Davis and Brock will be assisted by Salem's newest patrolman, Craig Crider, who is also certified for the program and previously served as the school resource officer for the West Branch school district when he worked for the Goshen Township Police Department.
A press release explained each of the five A.L.I.C.E. steps, starting with Alert, to sound the alarm about the situation at hand and to call police, with information provided by all means possible, including the public address system.
Under Lockdown, doors should be locked to give students and staff time to recognize the threat and if they're not in the danger zone, they should evacuate as fast as they can. Davis noted that if the threat is on the other side of the school building, there's no reason to stay if students and teachers can safely get out.
Inform means to keep teachers, staff members and students and police up to date on the location of the threat in the school.
Counter means to interrupt the physical act of the shooting.
"If the shooter walks into a classroom or hall and you have no escape route, start throwing anything and everything you can at him to interrupt his shooting and his accuracy. This is a last resort and is a survival process to stay alive. If the gunman can be overpowered by multiple people after being distracted and hit with items, swarm the shooter and detain him," the press release said.
The last step, Evacuate, means to get as many people away from the situation as possible, as fast as possible. Again, if a group of students isn't near the shooter or the area where the activity is occurring, they should get out. Leave the building and go to a designated spot.
As part of the planning, police will know the designated spots where to expect students and staff members.
"We're looking at different protocols to handle different types of situations and need to train our officers to be able to respond to those," Panezott said.
Both he and Bratten thought the training was a great idea.
"We're trying to increase our odds of survival," Bratten said.
Part of the training will including barricading, if necessary, with Davis saying there's a difference between that and just locking a door.
He used the shooting at the Virginia Tech campus several years ago as an example. In one room where they used a conventional lockdown technique, there were 14 in the room, with 10 killed and two injured.
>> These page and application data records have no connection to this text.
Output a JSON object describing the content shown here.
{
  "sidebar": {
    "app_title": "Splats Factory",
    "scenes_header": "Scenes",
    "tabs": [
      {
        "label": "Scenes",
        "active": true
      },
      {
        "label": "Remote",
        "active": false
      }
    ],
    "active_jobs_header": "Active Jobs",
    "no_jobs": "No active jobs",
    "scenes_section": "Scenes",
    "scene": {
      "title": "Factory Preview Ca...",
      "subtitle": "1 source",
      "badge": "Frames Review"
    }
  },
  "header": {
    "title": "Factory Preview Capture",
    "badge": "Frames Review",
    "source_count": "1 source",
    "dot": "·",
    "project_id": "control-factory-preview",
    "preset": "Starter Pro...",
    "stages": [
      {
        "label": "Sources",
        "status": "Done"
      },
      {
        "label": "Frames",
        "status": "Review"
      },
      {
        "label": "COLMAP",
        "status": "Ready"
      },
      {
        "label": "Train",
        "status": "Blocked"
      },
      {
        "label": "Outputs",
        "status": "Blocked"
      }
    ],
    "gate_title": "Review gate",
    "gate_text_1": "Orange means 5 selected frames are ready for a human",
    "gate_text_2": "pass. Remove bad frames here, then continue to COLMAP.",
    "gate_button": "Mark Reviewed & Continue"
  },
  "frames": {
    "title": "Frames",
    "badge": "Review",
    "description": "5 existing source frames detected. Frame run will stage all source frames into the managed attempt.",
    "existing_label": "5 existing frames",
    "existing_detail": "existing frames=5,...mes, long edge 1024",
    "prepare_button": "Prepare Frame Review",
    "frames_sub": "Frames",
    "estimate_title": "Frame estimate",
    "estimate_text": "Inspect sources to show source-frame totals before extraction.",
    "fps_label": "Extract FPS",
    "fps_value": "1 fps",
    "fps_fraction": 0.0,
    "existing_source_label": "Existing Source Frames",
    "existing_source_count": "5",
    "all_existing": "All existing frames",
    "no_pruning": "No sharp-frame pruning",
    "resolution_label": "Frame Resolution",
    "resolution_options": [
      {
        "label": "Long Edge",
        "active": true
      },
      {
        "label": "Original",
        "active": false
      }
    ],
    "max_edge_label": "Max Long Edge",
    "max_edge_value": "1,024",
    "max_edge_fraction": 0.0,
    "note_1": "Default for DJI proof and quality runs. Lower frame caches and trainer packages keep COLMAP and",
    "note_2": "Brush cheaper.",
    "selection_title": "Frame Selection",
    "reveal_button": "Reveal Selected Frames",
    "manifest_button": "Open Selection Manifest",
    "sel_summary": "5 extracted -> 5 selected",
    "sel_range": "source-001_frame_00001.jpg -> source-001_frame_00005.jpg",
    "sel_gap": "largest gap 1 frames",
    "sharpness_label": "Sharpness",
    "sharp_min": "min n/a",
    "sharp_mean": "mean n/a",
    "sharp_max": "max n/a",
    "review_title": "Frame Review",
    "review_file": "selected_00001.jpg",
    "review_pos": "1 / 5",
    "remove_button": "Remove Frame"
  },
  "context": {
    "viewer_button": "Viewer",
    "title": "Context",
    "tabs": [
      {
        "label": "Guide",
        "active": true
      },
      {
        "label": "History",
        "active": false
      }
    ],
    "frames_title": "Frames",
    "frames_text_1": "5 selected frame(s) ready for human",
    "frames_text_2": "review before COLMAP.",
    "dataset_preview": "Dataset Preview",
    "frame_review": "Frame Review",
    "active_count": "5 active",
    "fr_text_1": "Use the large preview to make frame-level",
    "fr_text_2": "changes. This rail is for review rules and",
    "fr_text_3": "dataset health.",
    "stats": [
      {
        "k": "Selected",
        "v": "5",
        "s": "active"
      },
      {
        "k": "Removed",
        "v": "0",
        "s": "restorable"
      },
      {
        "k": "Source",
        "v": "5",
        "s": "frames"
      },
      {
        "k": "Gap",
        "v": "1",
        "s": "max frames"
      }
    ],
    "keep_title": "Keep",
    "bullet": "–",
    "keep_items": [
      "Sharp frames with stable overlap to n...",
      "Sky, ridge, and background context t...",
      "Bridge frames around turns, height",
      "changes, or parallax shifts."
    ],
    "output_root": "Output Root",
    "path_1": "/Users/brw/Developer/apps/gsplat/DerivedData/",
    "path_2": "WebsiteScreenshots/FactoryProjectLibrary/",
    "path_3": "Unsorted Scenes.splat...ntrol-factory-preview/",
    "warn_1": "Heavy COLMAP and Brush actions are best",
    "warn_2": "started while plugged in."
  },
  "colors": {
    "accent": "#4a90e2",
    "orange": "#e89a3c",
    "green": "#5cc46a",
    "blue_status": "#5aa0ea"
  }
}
In another room, they did something different, with 19 present, two killed and three wounded. In a room that was barricaded, there were 12 people, with none injured or killed.
Panezott said the A.L.I.C.E. system isn't just for schools. They held a dry run last week at city hall with city officials and employees. They trained about 20 people, explaining the process and using ping pong balls to simulate bullets. During the first round, every person in the room got hit. During the second round, after the training was explained and sunk in, only one person was hit.
If something happens, Davis said they may not stop casualties from occurring, but they may reduce the number of casualties.
He added the biggest con out there is people saying they're training kids to bring books to a gunfight. He said what they're actually doing is "giving them options to survive."
He paraphrased a quote from Theodore Roosevelt, saying in any moment of decision, the best thing anyone can do is the right thing, the next best thing is the wrong thing and the worst thing anybody can do is to do nothing.
"Every plan is going to have it's detractors and the other option is to do nothing and that's not an option for us," Bratten said.
When asked if the district has considered arming teachers with guns, he indicated that's not an idea the board feels comfortable with doing. There's never been a vote on it, but it's been talked about during work sessions and the feelings weren't strong enough to put it up for a vote, he said.
With A.L.I.C.E., the safety of the students and staff members is the only concern.